**b)** Verify that your discoveries are correct.

**Extend**

**11.** How many square metres of pizza are ordered in Ontario in a year?

**12.** In a magic square, the rows, columns, and diagonals each add to the
same sum.

**a)** Construct a magic square using these numbers:

**i)** 1, 2, 3, 4, 5, 6, 7, 8, 9

**ii)** 4, 3, 2, 1, 0, 1, 2, 3, 4
**b)** Describe the strategies that you used.

A pixel is a single grid point on a computer or TV screen. Many screens are 640 pixels across and 480 pixels high.

**onnections**

**Literac**

diagonals columns

**Chapter 1 Review • MHR 37**

**Chapter 1 Review**

*For each question, try to use the most*
*appropriate tools, computational methods, *
*and problem solving strategies. Provide*
*complete justification for each solution.*

**1.** Continue each pattern for three more terms.
Describe how to find successive terms.

**a)** 12, 9, 6, 3 **b)** 7, 14, 28
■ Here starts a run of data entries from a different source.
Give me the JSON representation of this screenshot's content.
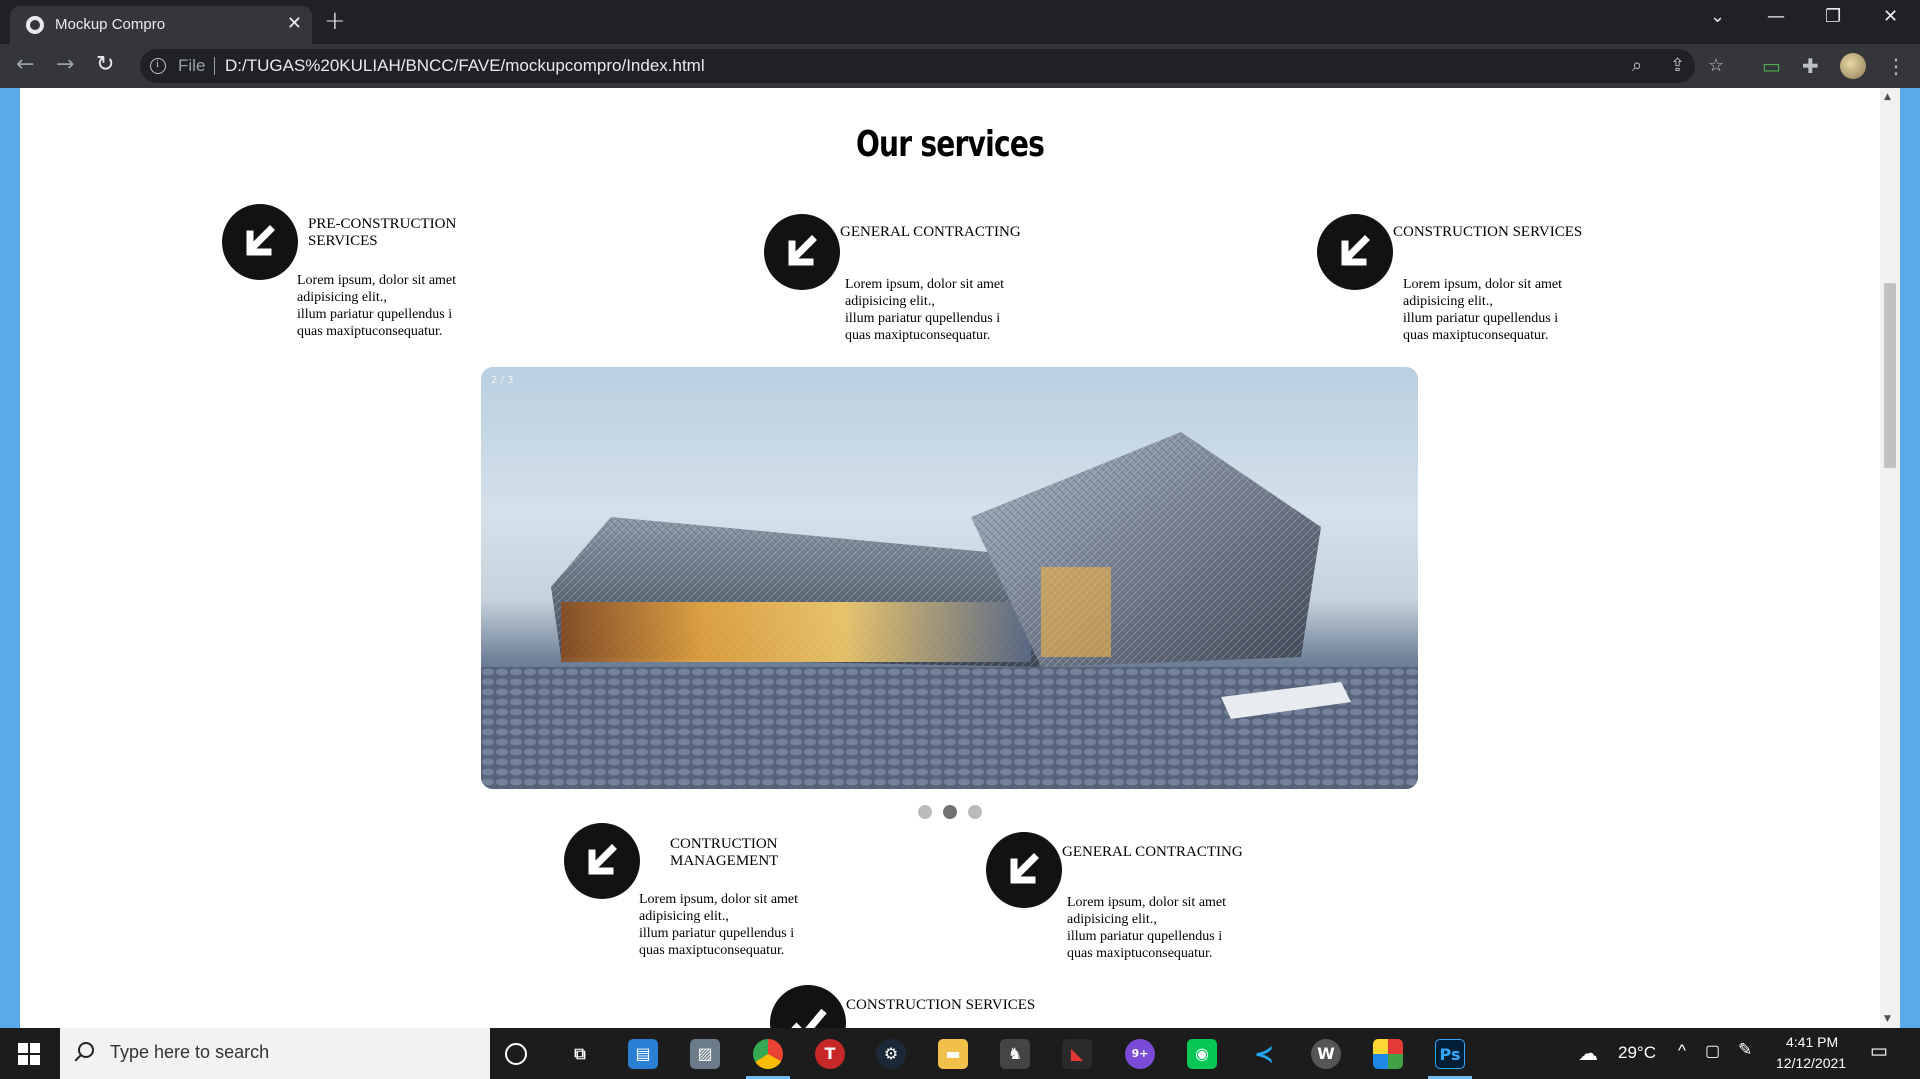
{
  "browser": {
    "tab_title": "Mockup Compro",
    "tab_close": "✕",
    "new_tab": "+",
    "scheme_label": "File",
    "url": "D:/TUGAS%20KULIAH/BNCC/FAVE/mockupcompro/Index.html"
  },
  "page": {
    "title": "Our services",
    "services_top": [
      {
        "title": "PRE-CONSTRUCTION\nSERVICES",
        "desc": "Lorem ipsum, dolor sit amet\nadipisicing elit.,\nillum pariatur qupellendus i\nquas maxiptuconsequatur."
      },
      {
        "title": "GENERAL CONTRACTING",
        "desc": "Lorem ipsum, dolor sit amet\nadipisicing elit.,\nillum pariatur qupellendus i\nquas maxiptuconsequatur."
      },
      {
        "title": "CONSTRUCTION SERVICES",
        "desc": "Lorem ipsum, dolor sit amet\nadipisicing elit.,\nillum pariatur qupellendus i\nquas maxiptuconsequatur."
      }
    ],
    "services_bottom": [
      {
        "title": "CONTRUCTION\nMANAGEMENT",
        "desc": "Lorem ipsum, dolor sit amet\nadipisicing elit.,\nillum pariatur qupellendus i\nquas maxiptuconsequatur."
      },
      {
        "title": "GENERAL CONTRACTING",
        "desc": "Lorem ipsum, dolor sit amet\nadipisicing elit.,\nillum pariatur qupellendus i\nquas maxiptuconsequatur."
      },
      {
        "title": "CONSTRUCTION SERVICES"
      }
    ],
    "slideshow": {
      "counter": "2 / 3",
      "current": 2,
      "total": 3
    }
  },
  "taskbar": {
    "search_placeholder": "Type here to search",
    "temperature": "29°C",
    "time": "4:41 PM",
    "date": "12/12/2021",
    "badge": "9+"
  },
  "colors": {
    "chrome_dark": "#202124",
    "chrome_toolbar": "#35363a",
    "service_circle": "#121212",
    "desktop_blue": "#5aa9e8"
  }
}
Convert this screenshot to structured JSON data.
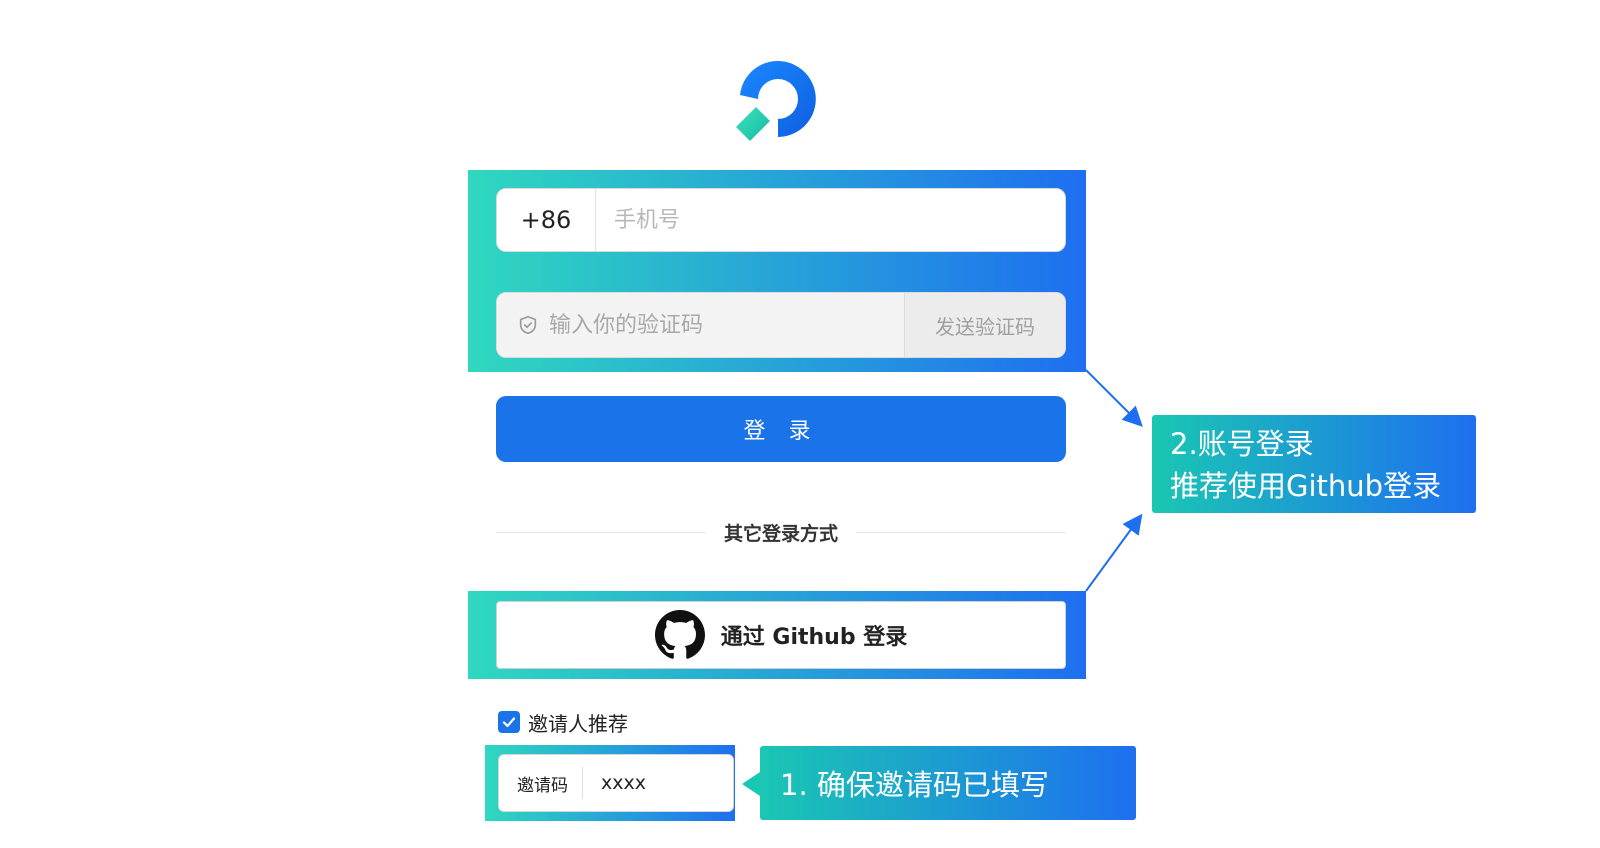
{
  "colors": {
    "primary": "#1a73e8",
    "highlight_gradient_start": "#2fd8bf",
    "highlight_gradient_end": "#1e6ff0"
  },
  "logo": {
    "icon": "brand-logo-icon"
  },
  "phone": {
    "country_code": "+86",
    "placeholder": "手机号",
    "value": ""
  },
  "verify": {
    "icon": "shield-check-icon",
    "placeholder": "输入你的验证码",
    "value": "",
    "send_label": "发送验证码"
  },
  "login": {
    "label": "登 录"
  },
  "other_methods": {
    "label": "其它登录方式"
  },
  "github": {
    "icon": "github-icon",
    "label": "通过 Github 登录"
  },
  "invite": {
    "checked": true,
    "checkbox_label": "邀请人推荐",
    "code_label": "邀请码",
    "code_value": "xxxx"
  },
  "callouts": {
    "account_login": {
      "line1": "2.账号登录",
      "line2": "推荐使用Github登录"
    },
    "invite_code": {
      "text": "1. 确保邀请码已填写"
    }
  }
}
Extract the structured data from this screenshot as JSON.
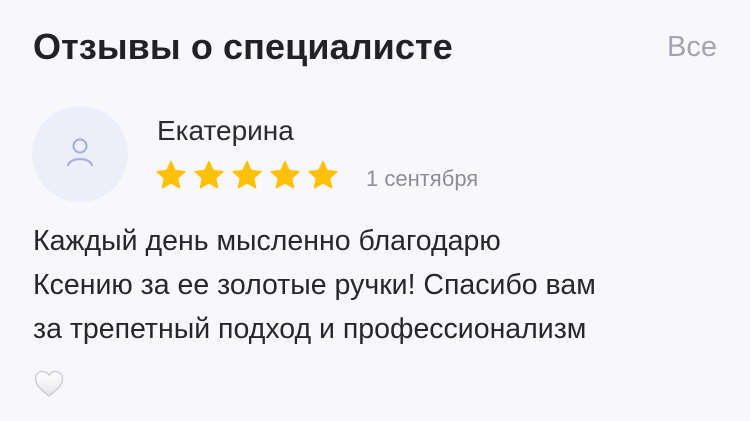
{
  "reviews_section": {
    "title": "Отзывы о специалисте",
    "see_all_label": "Все"
  },
  "review": {
    "author": "Екатерина",
    "avatar_icon": "user-icon",
    "rating": 5,
    "rating_max": 5,
    "star_color": "#ffc107",
    "date": "1 сентября",
    "text_lines": [
      "Каждый день мысленно благодарю",
      "Ксению за ее золотые ручки! Спасибо вам",
      "за трепетный подход и профессионализм"
    ],
    "emoji": "white-heart-icon"
  },
  "colors": {
    "background": "#f8f8fc",
    "avatar_bg": "#eceefa",
    "avatar_icon": "#a9b0e0",
    "muted_text": "#a4a4ae"
  }
}
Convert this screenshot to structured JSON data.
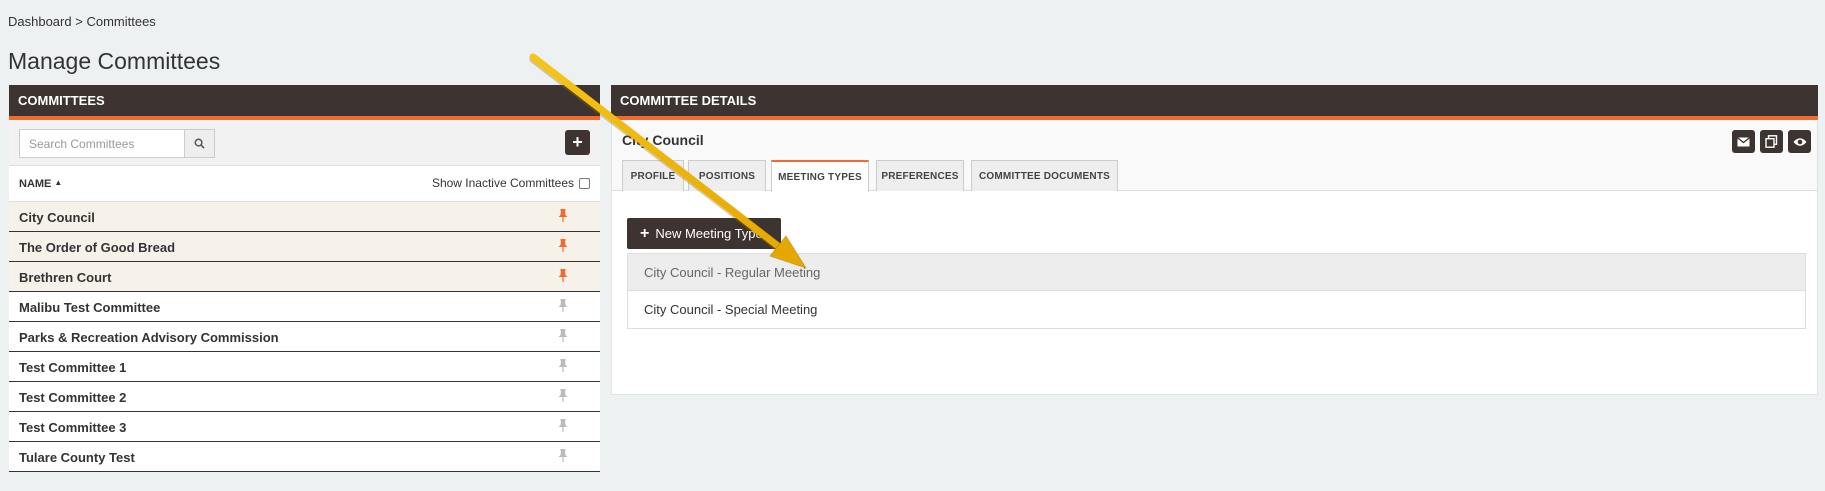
{
  "breadcrumb": {
    "root": "Dashboard",
    "separator": ">",
    "current": "Committees"
  },
  "page": {
    "title": "Manage Committees"
  },
  "left_panel": {
    "title": "COMMITTEES",
    "search_placeholder": "Search Committees",
    "add_label": "+",
    "column_name": "NAME",
    "sort_direction": "ascending",
    "show_inactive_label": "Show Inactive Committees",
    "show_inactive_checked": false,
    "committees": [
      {
        "name": "City Council",
        "pinned": true
      },
      {
        "name": "The Order of Good Bread",
        "pinned": true
      },
      {
        "name": "Brethren Court",
        "pinned": true
      },
      {
        "name": "Malibu Test Committee",
        "pinned": false
      },
      {
        "name": "Parks & Recreation Advisory Commission",
        "pinned": false
      },
      {
        "name": "Test Committee 1",
        "pinned": false
      },
      {
        "name": "Test Committee 2",
        "pinned": false
      },
      {
        "name": "Test Committee 3",
        "pinned": false
      },
      {
        "name": "Tulare County Test",
        "pinned": false
      }
    ]
  },
  "right_panel": {
    "title": "COMMITTEE DETAILS",
    "committee_name": "City Council",
    "action_icons": [
      "envelope-icon",
      "copy-icon",
      "eye-icon"
    ],
    "tabs": [
      {
        "label": "PROFILE",
        "active": false
      },
      {
        "label": "POSITIONS",
        "active": false
      },
      {
        "label": "MEETING TYPES",
        "active": true
      },
      {
        "label": "PREFERENCES",
        "active": false
      },
      {
        "label": "COMMITTEE DOCUMENTS",
        "active": false
      }
    ],
    "new_meeting_type_label": "New Meeting Type",
    "meeting_types": [
      {
        "name": "City Council - Regular Meeting",
        "highlighted": true
      },
      {
        "name": "City Council - Special Meeting",
        "highlighted": false
      }
    ]
  },
  "colors": {
    "header_bg": "#3d3432",
    "accent": "#f26a2e",
    "pin_active": "#f26a2e",
    "pin_inactive": "#bbbbbb",
    "annotation_arrow": "#f2b705"
  }
}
**c)** 5, 6, 8, 11 **d)** 3, 1, 6, 12

**2.** A fence will be built to enclose a 100-m
by 70-m field. It will need a post at each
corner and one every 5 m. How many
posts are needed?

**3.** An archery target has points as shown.

**a)** Describe a strategy to determine how
many different scores are possible
with three arrows.

**b)** Use your strategy to find the different
possible scores.

**4.** Three houses, A, B, and C, are to be

connected to hydro, cable TV, and telephone wires, labelled as P, Q, and R, without the wires crossing each other. Can this be done? If yes, show the solution. If not, explain why.

**5.** Plot the points E(4, 5), F(7, 0), and G(1, 4).
Find all locations of the point H so that
EFGH is a parallelogram.

**6.** How many squares of all sizes are there in
this diagram? What strategy did you use?

**7.** Dave is meeting his friends at 7:30 P.M. The
average speed of the bus is 28 km/h, and he
needs to travel 20 km. When should he
catch the bus? Describe your strategy and
whether it was appropriate.

**8. a)** A rectangular yard measures 8 m by 6 m.
What happens to the area if each

dimension is doubled?

**b)** Use an appropriate tool to illustrate what
happens to the area of any rectangle
when its dimensions are doubled.

**9.** What power of 7 is 40 353 607? Describe
your strategy.

**10.** Find three consecutive integers that have
a sum of 402. Describe your strategy.

**11.** Evaluate.

**a)** **b)**

**c)** **d)**

**12.** Using only fractions between 1 and 1,
find three different solutions to

*A B C * .

**13.** A bracelet is to be made
from 2 red and 5 blue
beads. How many

different bracelets can be
made? Describe your
strategy.
7
12
7
12 a1
3
4b
2_{3} 1_{4}
2_{9} a1_{6}b
2
5 a
3
7b
A B C
P Q R
20 15 10_{5}